> [TASK ITEM] Print out all of the data below, keeping it identical to the original.

+++ RECORDS SHOWN +++

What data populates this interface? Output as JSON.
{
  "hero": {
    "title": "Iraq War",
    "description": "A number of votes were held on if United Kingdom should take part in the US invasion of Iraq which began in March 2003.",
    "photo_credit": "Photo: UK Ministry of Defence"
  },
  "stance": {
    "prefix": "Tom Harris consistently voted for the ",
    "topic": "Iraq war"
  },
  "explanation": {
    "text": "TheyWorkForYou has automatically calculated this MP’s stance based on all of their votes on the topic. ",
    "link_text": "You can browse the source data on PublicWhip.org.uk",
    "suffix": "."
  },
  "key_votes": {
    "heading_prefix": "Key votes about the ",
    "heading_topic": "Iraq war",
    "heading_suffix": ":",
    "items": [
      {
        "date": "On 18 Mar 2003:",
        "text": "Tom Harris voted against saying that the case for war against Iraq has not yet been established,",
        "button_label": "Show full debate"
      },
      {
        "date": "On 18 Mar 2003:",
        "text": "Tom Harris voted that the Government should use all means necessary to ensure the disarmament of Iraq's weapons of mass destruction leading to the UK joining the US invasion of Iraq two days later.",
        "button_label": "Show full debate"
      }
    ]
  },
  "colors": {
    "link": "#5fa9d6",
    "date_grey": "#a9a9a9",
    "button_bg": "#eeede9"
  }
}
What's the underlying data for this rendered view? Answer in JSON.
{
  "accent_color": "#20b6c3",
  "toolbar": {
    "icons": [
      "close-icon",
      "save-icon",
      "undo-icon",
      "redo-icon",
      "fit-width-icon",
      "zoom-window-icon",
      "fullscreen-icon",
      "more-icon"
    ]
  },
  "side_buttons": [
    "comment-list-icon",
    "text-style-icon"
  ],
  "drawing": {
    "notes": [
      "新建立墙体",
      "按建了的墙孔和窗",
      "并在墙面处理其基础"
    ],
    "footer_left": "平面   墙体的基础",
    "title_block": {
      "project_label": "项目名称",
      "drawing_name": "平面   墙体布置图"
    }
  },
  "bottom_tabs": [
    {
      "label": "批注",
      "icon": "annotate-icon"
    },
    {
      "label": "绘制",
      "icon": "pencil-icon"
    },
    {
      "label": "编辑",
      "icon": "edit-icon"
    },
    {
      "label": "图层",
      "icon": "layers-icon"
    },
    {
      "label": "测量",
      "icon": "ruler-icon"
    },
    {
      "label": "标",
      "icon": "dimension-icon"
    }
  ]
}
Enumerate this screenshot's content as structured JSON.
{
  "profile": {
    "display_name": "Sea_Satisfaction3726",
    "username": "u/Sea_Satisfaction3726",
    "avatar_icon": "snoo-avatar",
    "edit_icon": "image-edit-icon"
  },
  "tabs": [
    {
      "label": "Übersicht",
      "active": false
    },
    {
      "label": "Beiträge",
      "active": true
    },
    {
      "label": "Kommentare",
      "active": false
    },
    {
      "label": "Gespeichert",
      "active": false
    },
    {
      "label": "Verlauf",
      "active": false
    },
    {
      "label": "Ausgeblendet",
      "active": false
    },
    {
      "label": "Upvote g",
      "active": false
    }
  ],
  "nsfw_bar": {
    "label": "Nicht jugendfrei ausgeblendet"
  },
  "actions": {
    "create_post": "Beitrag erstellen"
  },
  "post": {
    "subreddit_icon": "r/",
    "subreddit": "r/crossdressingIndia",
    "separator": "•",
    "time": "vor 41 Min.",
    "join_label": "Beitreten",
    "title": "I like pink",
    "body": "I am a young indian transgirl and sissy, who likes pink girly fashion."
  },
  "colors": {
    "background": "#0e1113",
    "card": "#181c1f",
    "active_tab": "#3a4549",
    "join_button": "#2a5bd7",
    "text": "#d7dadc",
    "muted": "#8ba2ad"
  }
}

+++

> [ANSWER TO THE EXERCISE]
What data populates this interface? Output as JSON.
{
  "hero": {
    "title": "Iraq War",
    "description": "A number of votes were held on if United Kingdom should take part in the US invasion of Iraq which began in March 2003.",
    "photo_credit": "Photo: UK Ministry of Defence"
  },
  "stance": {
    "prefix": "Tom Harris consistently voted for the ",
    "topic": "Iraq war"
  },
  "explanation": {
    "text": "TheyWorkForYou has automatically calculated this MP’s stance based on all of their votes on the topic. ",
    "link_text": "You can browse the source data on PublicWhip.org.uk",
    "suffix": "."
  },
  "key_votes": {
    "heading_prefix": "Key votes about the ",
    "heading_topic": "Iraq war",
    "heading_suffix": ":",
    "items": [
      {
        "date": "On 18 Mar 2003:",
        "text": "Tom Harris voted against saying that the case for war against Iraq has not yet been established,",
        "button_label": "Show full debate"
      },
      {
        "date": "On 18 Mar 2003:",
        "text": "Tom Harris voted that the Government should use all means necessary to ensure the disarmament of Iraq's weapons of mass destruction leading to the UK joining the US invasion of Iraq two days later.",
        "button_label": "Show full debate"
      }
    ]
  },
  "colors": {
    "link": "#5fa9d6",
    "date_grey": "#a9a9a9",
    "button_bg": "#eeede9"
  }
}
What's the underlying data for this rendered view? Answer in JSON.
{
  "accent_color": "#20b6c3",
  "toolbar": {
    "icons": [
      "close-icon",
      "save-icon",
      "undo-icon",
      "redo-icon",
      "fit-width-icon",
      "zoom-window-icon",
      "fullscreen-icon",
      "more-icon"
    ]
  },
  "side_buttons": [
    "comment-list-icon",
    "text-style-icon"
  ],
  "drawing": {
    "notes": [
      "新建立墙体",
      "按建了的墙孔和窗",
      "并在墙面处理其基础"
    ],
    "footer_left": "平面   墙体的基础",
    "title_block": {
      "project_label": "项目名称",
      "drawing_name": "平面   墙体布置图"
    }
  },
  "bottom_tabs": [
    {
      "label": "批注",
      "icon": "annotate-icon"
    },
    {
      "label": "绘制",
      "icon": "pencil-icon"
    },
    {
      "label": "编辑",
      "icon": "edit-icon"
    },
    {
      "label": "图层",
      "icon": "layers-icon"
    },
    {
      "label": "测量",
      "icon": "ruler-icon"
    },
    {
      "label": "标",
      "icon": "dimension-icon"
    }
  ]
}
Enumerate this screenshot's content as structured JSON.
{
  "profile": {
    "display_name": "Sea_Satisfaction3726",
    "username": "u/Sea_Satisfaction3726",
    "avatar_icon": "snoo-avatar",
    "edit_icon": "image-edit-icon"
  },
  "tabs": [
    {
      "label": "Übersicht",
      "active": false
    },
    {
      "label": "Beiträge",
      "active": true
    },
    {
      "label": "Kommentare",
      "active": false
    },
    {
      "label": "Gespeichert",
      "active": false
    },
    {
      "label": "Verlauf",
      "active": false
    },
    {
      "label": "Ausgeblendet",
      "active": false
    },
    {
      "label": "Upvote g",
      "active": false
    }
  ],
  "nsfw_bar": {
    "label": "Nicht jugendfrei ausgeblendet"
  },
  "actions": {
    "create_post": "Beitrag erstellen"
  },
  "post": {
    "subreddit_icon": "r/",
    "subreddit": "r/crossdressingIndia",
    "separator": "•",
    "time": "vor 41 Min.",
    "join_label": "Beitreten",
    "title": "I like pink",
    "body": "I am a young indian transgirl and sissy, who likes pink girly fashion."
  },
  "colors": {
    "background": "#0e1113",
    "card": "#181c1f",
    "active_tab": "#3a4549",
    "join_button": "#2a5bd7",
    "text": "#d7dadc",
    "muted": "#8ba2ad"
  }
}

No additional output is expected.